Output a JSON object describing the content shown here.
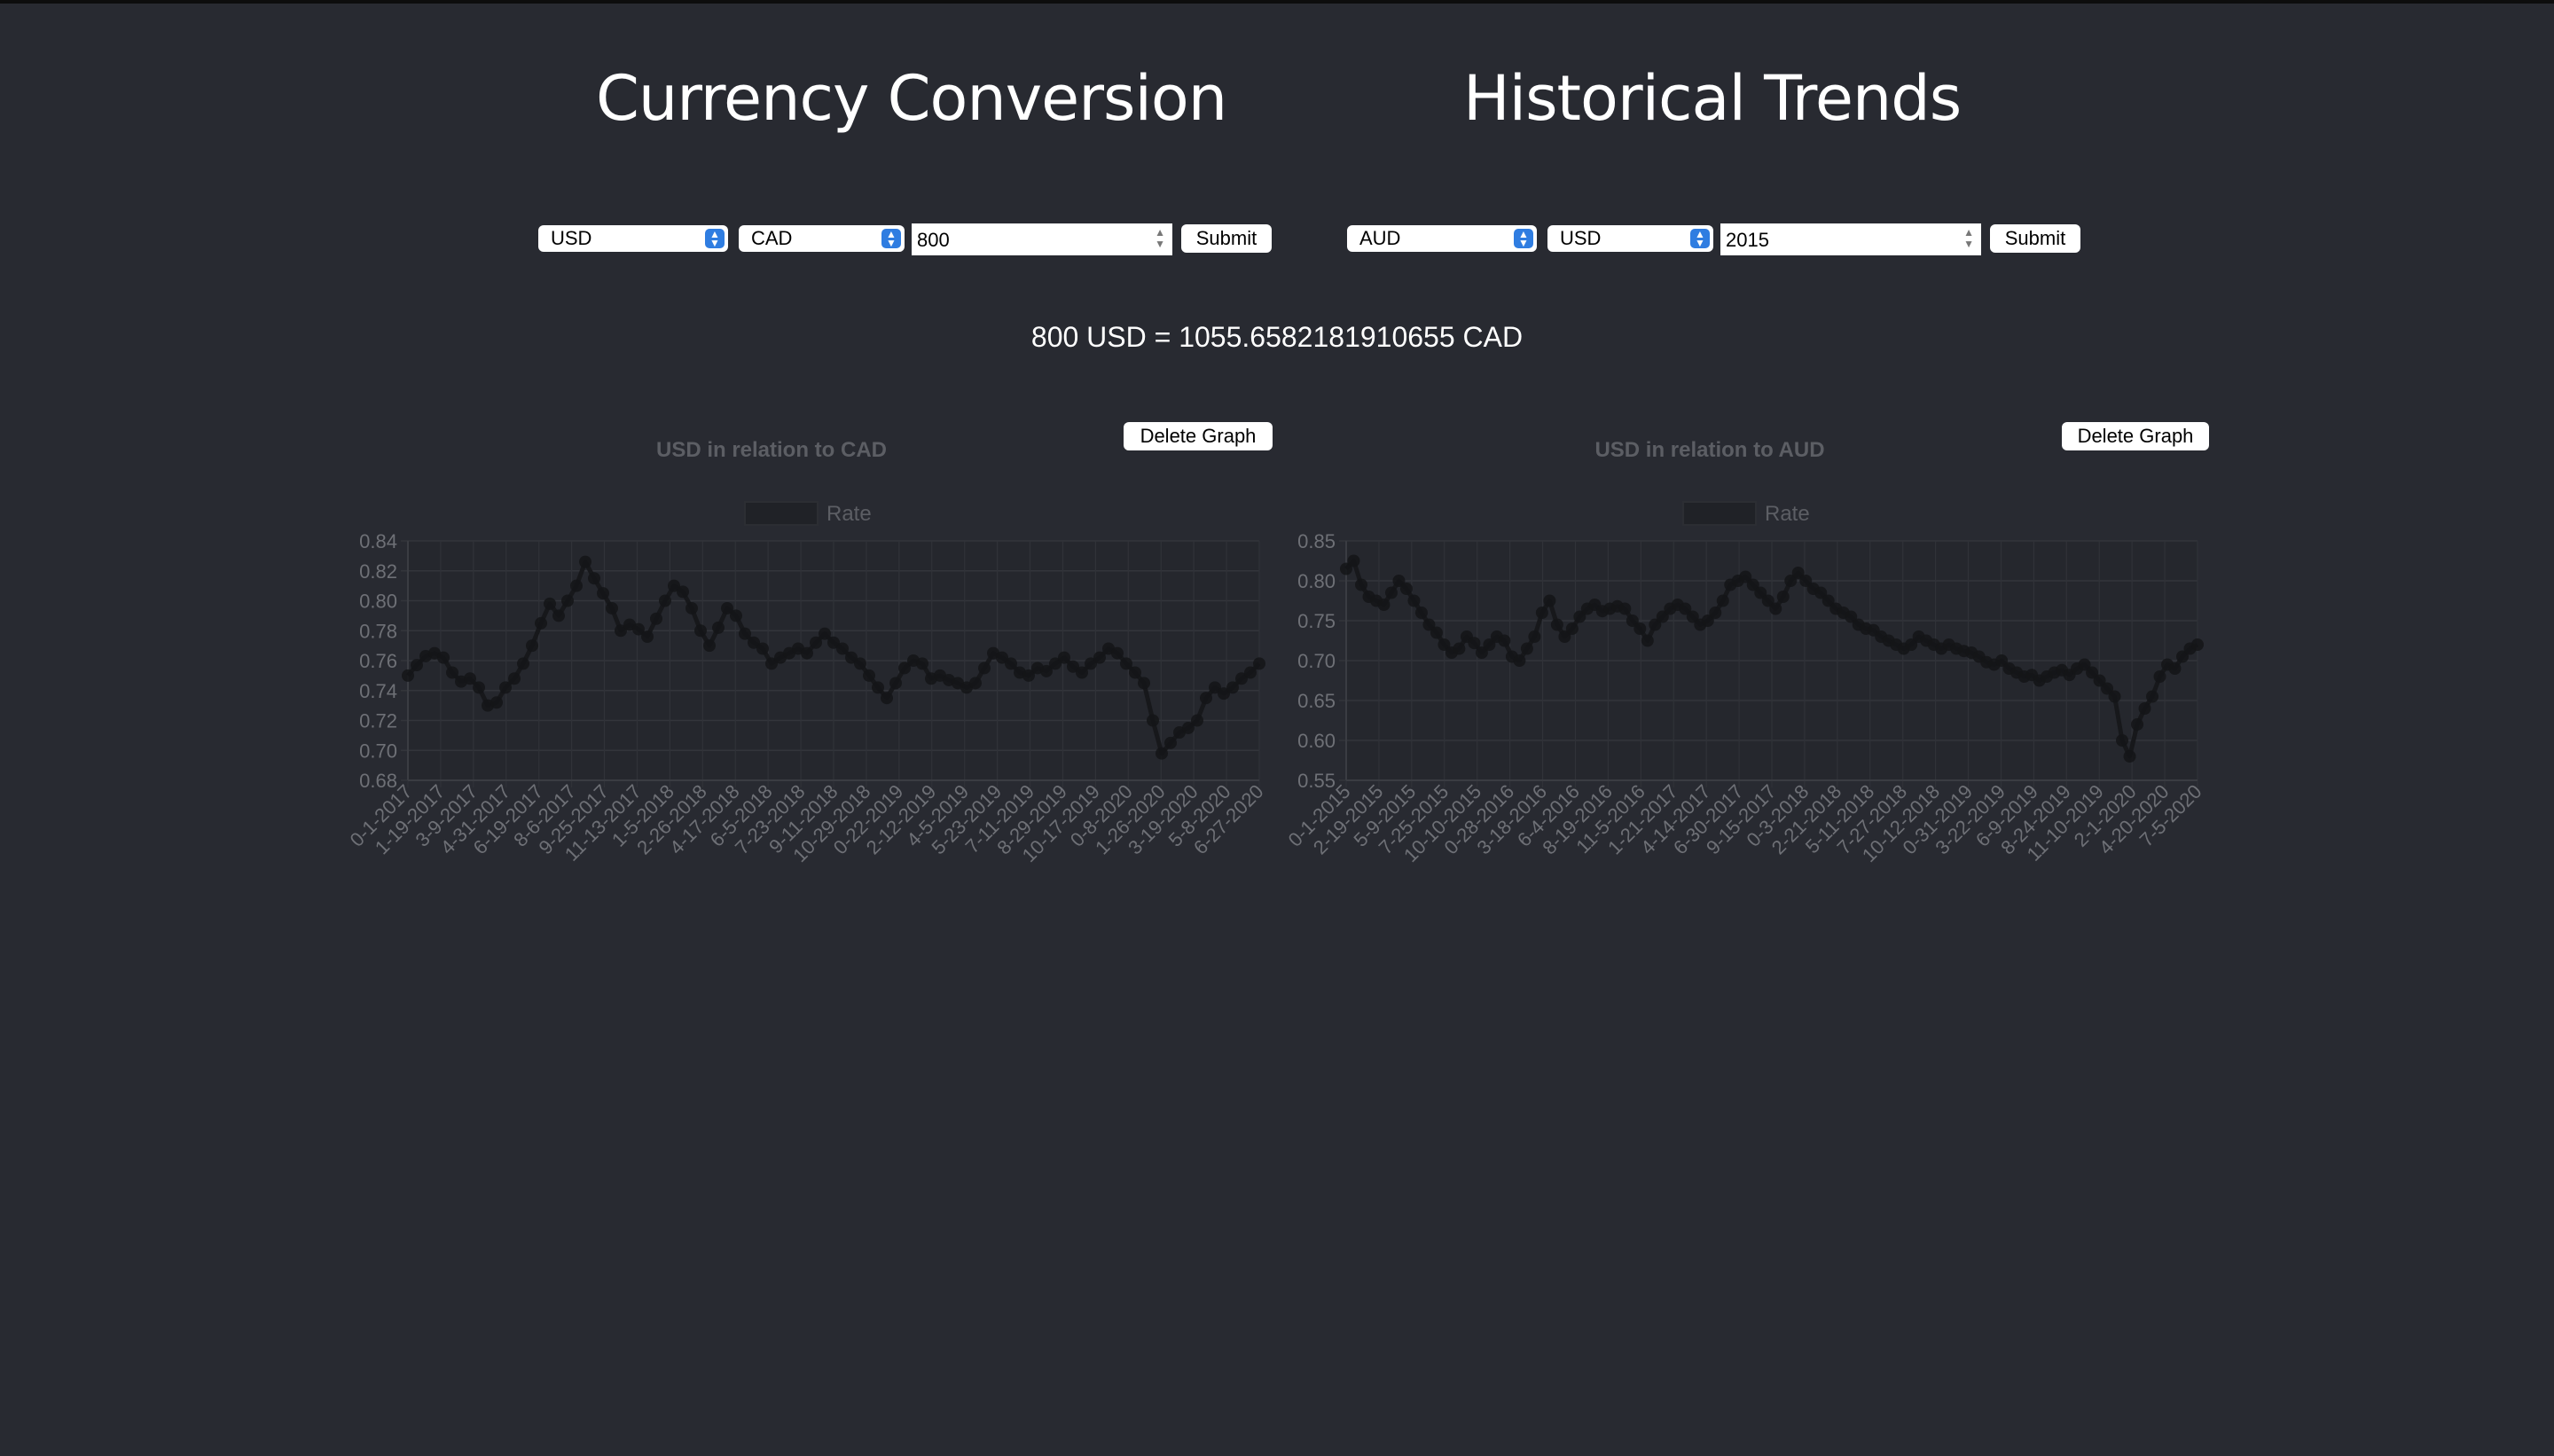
{
  "conversion": {
    "title": "Currency Conversion",
    "from_currency": "USD",
    "to_currency": "CAD",
    "amount": "800",
    "submit_label": "Submit",
    "result_text": "800 USD = 1055.6582181910655 CAD"
  },
  "historical": {
    "title": "Historical Trends",
    "from_currency": "AUD",
    "to_currency": "USD",
    "year": "2015",
    "submit_label": "Submit"
  },
  "charts": [
    {
      "delete_label": "Delete Graph"
    },
    {
      "delete_label": "Delete Graph"
    }
  ],
  "chart_data": [
    {
      "type": "line",
      "title": "USD in relation to CAD",
      "legend": "Rate",
      "legend_position": "top",
      "grid": true,
      "ylim": [
        0.68,
        0.84
      ],
      "yticks": [
        "0.84",
        "0.82",
        "0.80",
        "0.78",
        "0.76",
        "0.74",
        "0.72",
        "0.70",
        "0.68"
      ],
      "xticks": [
        "0-1-2017",
        "1-19-2017",
        "3-9-2017",
        "4-31-2017",
        "6-19-2017",
        "8-6-2017",
        "9-25-2017",
        "11-13-2017",
        "1-5-2018",
        "2-26-2018",
        "4-17-2018",
        "6-5-2018",
        "7-23-2018",
        "9-11-2018",
        "10-29-2018",
        "0-22-2019",
        "2-12-2019",
        "4-5-2019",
        "5-23-2019",
        "7-11-2019",
        "8-29-2019",
        "10-17-2019",
        "0-8-2020",
        "1-26-2020",
        "3-19-2020",
        "5-8-2020",
        "6-27-2020"
      ],
      "series": [
        {
          "values": [
            0.75,
            0.757,
            0.763,
            0.765,
            0.762,
            0.752,
            0.746,
            0.748,
            0.742,
            0.73,
            0.732,
            0.742,
            0.748,
            0.758,
            0.77,
            0.785,
            0.798,
            0.79,
            0.8,
            0.81,
            0.826,
            0.815,
            0.805,
            0.795,
            0.78,
            0.784,
            0.781,
            0.776,
            0.788,
            0.8,
            0.81,
            0.806,
            0.795,
            0.78,
            0.77,
            0.782,
            0.795,
            0.79,
            0.778,
            0.772,
            0.768,
            0.758,
            0.762,
            0.765,
            0.768,
            0.765,
            0.772,
            0.778,
            0.772,
            0.768,
            0.762,
            0.758,
            0.75,
            0.742,
            0.735,
            0.745,
            0.755,
            0.76,
            0.758,
            0.748,
            0.75,
            0.747,
            0.745,
            0.742,
            0.745,
            0.755,
            0.765,
            0.762,
            0.758,
            0.752,
            0.75,
            0.755,
            0.753,
            0.758,
            0.762,
            0.756,
            0.752,
            0.758,
            0.762,
            0.768,
            0.765,
            0.758,
            0.752,
            0.745,
            0.72,
            0.698,
            0.705,
            0.712,
            0.715,
            0.72,
            0.735,
            0.742,
            0.738,
            0.742,
            0.748,
            0.752,
            0.758
          ]
        }
      ]
    },
    {
      "type": "line",
      "title": "USD in relation to AUD",
      "legend": "Rate",
      "legend_position": "top",
      "grid": true,
      "ylim": [
        0.55,
        0.85
      ],
      "yticks": [
        "0.85",
        "0.80",
        "0.75",
        "0.70",
        "0.65",
        "0.60",
        "0.55"
      ],
      "xticks": [
        "0-1-2015",
        "2-19-2015",
        "5-9-2015",
        "7-25-2015",
        "10-10-2015",
        "0-28-2016",
        "3-18-2016",
        "6-4-2016",
        "8-19-2016",
        "11-5-2016",
        "1-21-2017",
        "4-14-2017",
        "6-30-2017",
        "9-15-2017",
        "0-3-2018",
        "2-21-2018",
        "5-11-2018",
        "7-27-2018",
        "10-12-2018",
        "0-31-2019",
        "3-22-2019",
        "6-9-2019",
        "8-24-2019",
        "11-10-2019",
        "2-1-2020",
        "4-20-2020",
        "7-5-2020"
      ],
      "series": [
        {
          "values": [
            0.815,
            0.825,
            0.795,
            0.78,
            0.775,
            0.77,
            0.785,
            0.8,
            0.79,
            0.775,
            0.76,
            0.745,
            0.735,
            0.72,
            0.71,
            0.715,
            0.73,
            0.722,
            0.71,
            0.72,
            0.73,
            0.725,
            0.705,
            0.7,
            0.715,
            0.73,
            0.76,
            0.775,
            0.745,
            0.73,
            0.74,
            0.755,
            0.765,
            0.77,
            0.762,
            0.765,
            0.768,
            0.765,
            0.75,
            0.74,
            0.725,
            0.745,
            0.755,
            0.765,
            0.77,
            0.765,
            0.755,
            0.745,
            0.75,
            0.76,
            0.775,
            0.795,
            0.8,
            0.805,
            0.795,
            0.785,
            0.775,
            0.765,
            0.78,
            0.8,
            0.81,
            0.8,
            0.79,
            0.785,
            0.775,
            0.765,
            0.76,
            0.755,
            0.745,
            0.74,
            0.738,
            0.73,
            0.725,
            0.72,
            0.715,
            0.72,
            0.73,
            0.725,
            0.72,
            0.715,
            0.72,
            0.715,
            0.712,
            0.71,
            0.705,
            0.698,
            0.695,
            0.7,
            0.69,
            0.685,
            0.68,
            0.682,
            0.675,
            0.68,
            0.685,
            0.688,
            0.682,
            0.69,
            0.695,
            0.685,
            0.675,
            0.665,
            0.655,
            0.6,
            0.58,
            0.62,
            0.64,
            0.655,
            0.68,
            0.695,
            0.69,
            0.705,
            0.715,
            0.72
          ]
        }
      ]
    }
  ]
}
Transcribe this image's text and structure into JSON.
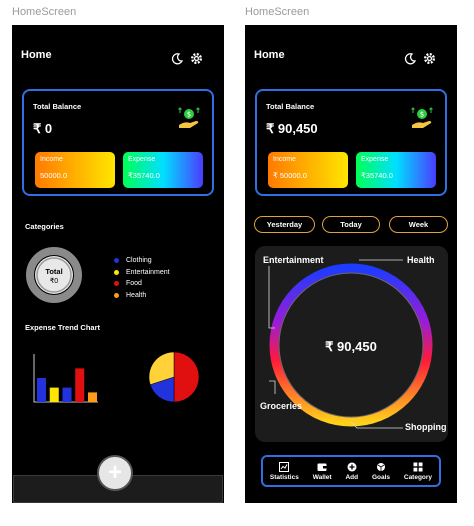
{
  "frames": [
    {
      "label": "HomeScreen"
    },
    {
      "label": "HomeScreen"
    }
  ],
  "screen1": {
    "header": {
      "title": "Home"
    },
    "balance": {
      "label": "Total Balance",
      "value": "₹ 0"
    },
    "income": {
      "label": "Income",
      "value": "50000.0"
    },
    "expense": {
      "label": "Expense",
      "value": "₹35740.0"
    },
    "categories": {
      "title": "Categories",
      "donut_label_line1": "Total",
      "donut_label_line2": "₹0",
      "items": [
        {
          "label": "Clothing",
          "color": "#2233dd"
        },
        {
          "label": "Entertainment",
          "color": "#ffe600"
        },
        {
          "label": "Food",
          "color": "#e01010"
        },
        {
          "label": "Health",
          "color": "#ff9a1a"
        }
      ]
    },
    "trend": {
      "title": "Expense Trend Chart"
    },
    "fab_label": "+"
  },
  "screen2": {
    "header": {
      "title": "Home"
    },
    "balance": {
      "label": "Total Balance",
      "value": "₹ 90,450"
    },
    "income": {
      "label": "Income",
      "value": "₹ 50000.0"
    },
    "expense": {
      "label": "Expense",
      "value": "₹35740.0"
    },
    "filters": [
      {
        "label": "Yesterday"
      },
      {
        "label": "Today"
      },
      {
        "label": "Week"
      }
    ],
    "ring": {
      "center": "₹ 90,450",
      "labels": {
        "entertainment": "Entertainment",
        "health": "Health",
        "groceries": "Groceries",
        "shopping": "Shopping"
      }
    },
    "nav": [
      {
        "label": "Statistics",
        "icon": "statistics-icon"
      },
      {
        "label": "Wallet",
        "icon": "wallet-icon"
      },
      {
        "label": "Add",
        "icon": "add-icon"
      },
      {
        "label": "Goals",
        "icon": "goals-icon"
      },
      {
        "label": "Category",
        "icon": "category-icon"
      }
    ]
  },
  "chart_data": [
    {
      "type": "bar",
      "categories": [
        "",
        "",
        "",
        "",
        ""
      ],
      "values": [
        5,
        3,
        3,
        7,
        2
      ],
      "colors": [
        "#2233dd",
        "#ffe600",
        "#2233dd",
        "#e01010",
        "#ff9a1a"
      ],
      "ylim": [
        0,
        10
      ],
      "grid": false
    },
    {
      "type": "pie",
      "values": [
        50,
        20,
        30
      ],
      "colors": [
        "#e01010",
        "#2233dd",
        "#ffd23a"
      ]
    }
  ]
}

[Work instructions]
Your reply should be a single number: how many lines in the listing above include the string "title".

[Answer to the problem]
8